_TASK PROMPT_. Wherever the string "link" turns up in the data, copy the whole line.

_DATA_.
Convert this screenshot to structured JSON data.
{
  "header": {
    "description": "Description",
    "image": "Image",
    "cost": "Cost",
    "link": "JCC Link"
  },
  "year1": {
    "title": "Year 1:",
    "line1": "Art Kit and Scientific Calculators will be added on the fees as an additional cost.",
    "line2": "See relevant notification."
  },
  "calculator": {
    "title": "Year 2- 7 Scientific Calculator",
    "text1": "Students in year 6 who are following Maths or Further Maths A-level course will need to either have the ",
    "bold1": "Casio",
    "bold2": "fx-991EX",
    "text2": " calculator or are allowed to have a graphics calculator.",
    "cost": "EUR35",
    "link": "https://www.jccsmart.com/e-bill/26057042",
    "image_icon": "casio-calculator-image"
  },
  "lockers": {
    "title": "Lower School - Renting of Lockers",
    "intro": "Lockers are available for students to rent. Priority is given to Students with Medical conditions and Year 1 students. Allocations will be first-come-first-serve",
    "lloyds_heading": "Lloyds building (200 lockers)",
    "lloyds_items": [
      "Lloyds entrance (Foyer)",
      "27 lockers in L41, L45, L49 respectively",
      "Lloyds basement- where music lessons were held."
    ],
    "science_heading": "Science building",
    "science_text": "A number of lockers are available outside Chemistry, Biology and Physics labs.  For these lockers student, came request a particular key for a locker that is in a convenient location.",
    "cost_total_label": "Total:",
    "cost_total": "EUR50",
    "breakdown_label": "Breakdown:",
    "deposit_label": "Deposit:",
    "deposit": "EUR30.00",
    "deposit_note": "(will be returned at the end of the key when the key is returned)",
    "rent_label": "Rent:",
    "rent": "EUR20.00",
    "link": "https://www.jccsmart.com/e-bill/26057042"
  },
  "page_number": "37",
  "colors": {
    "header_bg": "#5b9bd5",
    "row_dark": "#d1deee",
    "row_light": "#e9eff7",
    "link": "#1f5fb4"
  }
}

_WRITTEN SOLUTION_.
    "link": "JCC Link"
    "link": "https://www.jccsmart.com/e-bill/26057042",
    "link": "https://www.jccsmart.com/e-bill/26057042"
    "link": "#1f5fb4"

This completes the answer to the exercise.